→ EXTRACTED MATERIAL:

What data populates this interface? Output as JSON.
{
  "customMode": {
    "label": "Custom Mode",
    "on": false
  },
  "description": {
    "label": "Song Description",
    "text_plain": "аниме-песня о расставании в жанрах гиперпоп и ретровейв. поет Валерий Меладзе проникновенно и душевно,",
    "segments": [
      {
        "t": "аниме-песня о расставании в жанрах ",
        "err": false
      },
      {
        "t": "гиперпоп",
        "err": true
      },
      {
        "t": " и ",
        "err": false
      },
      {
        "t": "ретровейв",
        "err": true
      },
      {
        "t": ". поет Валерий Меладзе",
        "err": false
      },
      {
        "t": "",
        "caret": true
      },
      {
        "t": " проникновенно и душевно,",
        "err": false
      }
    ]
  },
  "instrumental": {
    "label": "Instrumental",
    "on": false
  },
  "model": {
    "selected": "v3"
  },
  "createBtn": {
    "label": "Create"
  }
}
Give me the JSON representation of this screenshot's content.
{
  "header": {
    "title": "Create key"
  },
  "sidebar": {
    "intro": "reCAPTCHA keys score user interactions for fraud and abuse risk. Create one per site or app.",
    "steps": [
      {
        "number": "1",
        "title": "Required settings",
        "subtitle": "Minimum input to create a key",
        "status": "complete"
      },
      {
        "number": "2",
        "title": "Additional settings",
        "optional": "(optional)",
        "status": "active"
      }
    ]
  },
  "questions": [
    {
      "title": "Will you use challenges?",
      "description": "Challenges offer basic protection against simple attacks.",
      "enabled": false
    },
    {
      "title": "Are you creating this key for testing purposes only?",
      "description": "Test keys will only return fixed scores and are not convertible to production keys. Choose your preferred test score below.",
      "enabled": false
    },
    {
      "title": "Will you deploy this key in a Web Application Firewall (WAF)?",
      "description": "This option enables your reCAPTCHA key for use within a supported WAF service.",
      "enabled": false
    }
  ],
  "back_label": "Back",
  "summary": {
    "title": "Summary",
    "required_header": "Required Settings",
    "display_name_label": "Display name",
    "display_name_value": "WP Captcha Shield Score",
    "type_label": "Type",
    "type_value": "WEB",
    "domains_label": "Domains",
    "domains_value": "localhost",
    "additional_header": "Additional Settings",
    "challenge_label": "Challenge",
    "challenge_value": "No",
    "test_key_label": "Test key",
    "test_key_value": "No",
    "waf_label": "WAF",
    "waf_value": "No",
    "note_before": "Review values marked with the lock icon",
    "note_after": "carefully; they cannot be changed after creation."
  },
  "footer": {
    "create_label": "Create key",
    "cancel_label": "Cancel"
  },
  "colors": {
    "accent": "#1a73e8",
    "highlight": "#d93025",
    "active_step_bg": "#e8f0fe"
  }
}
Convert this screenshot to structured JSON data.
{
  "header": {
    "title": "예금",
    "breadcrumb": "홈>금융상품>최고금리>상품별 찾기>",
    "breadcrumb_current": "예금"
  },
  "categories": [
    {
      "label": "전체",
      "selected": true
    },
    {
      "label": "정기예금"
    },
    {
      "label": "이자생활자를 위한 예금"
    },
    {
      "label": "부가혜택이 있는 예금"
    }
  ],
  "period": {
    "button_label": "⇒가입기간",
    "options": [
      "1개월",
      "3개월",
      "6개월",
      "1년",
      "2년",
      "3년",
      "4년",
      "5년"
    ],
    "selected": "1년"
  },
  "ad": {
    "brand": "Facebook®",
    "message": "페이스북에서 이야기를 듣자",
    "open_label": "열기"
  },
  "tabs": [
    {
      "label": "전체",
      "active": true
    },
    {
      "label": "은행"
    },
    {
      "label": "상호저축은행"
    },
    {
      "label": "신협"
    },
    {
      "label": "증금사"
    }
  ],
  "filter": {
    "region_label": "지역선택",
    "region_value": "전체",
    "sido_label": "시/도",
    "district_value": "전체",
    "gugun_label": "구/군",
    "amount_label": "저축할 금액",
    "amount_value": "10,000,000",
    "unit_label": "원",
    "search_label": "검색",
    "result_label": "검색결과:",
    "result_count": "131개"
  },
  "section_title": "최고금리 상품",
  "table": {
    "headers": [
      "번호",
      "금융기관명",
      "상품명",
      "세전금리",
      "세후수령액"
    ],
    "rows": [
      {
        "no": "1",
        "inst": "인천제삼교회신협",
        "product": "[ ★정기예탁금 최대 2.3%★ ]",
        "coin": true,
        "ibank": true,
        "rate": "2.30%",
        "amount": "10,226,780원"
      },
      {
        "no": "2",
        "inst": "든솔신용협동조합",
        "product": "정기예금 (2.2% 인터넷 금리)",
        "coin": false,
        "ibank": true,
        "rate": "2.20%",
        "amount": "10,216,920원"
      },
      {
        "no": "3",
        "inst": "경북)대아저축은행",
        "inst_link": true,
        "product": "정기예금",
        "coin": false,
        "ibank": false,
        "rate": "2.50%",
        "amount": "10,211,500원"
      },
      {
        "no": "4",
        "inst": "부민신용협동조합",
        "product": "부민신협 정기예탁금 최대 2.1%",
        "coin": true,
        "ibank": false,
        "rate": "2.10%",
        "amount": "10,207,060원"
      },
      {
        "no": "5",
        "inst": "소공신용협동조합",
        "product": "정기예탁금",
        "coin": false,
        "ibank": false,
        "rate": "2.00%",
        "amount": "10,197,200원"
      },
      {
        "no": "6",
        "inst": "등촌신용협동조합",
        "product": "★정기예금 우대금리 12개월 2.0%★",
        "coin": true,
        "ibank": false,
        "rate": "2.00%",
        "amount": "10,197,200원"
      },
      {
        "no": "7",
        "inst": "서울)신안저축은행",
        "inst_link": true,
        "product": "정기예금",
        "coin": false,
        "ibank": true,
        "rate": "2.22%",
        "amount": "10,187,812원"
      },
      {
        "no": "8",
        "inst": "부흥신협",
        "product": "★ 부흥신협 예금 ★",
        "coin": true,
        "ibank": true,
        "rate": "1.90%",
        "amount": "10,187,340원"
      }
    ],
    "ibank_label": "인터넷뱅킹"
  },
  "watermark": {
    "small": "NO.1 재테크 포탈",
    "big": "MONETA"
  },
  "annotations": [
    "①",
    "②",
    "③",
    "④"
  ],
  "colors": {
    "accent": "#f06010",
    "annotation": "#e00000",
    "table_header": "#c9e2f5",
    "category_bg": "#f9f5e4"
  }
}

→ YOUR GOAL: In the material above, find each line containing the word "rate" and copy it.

→ YOUR SOLUTION:
        "rate": "2.30%",
        "rate": "2.20%",
        "rate": "2.50%",
        "rate": "2.10%",
        "rate": "2.00%",
        "rate": "2.00%",
        "rate": "2.22%",
        "rate": "1.90%",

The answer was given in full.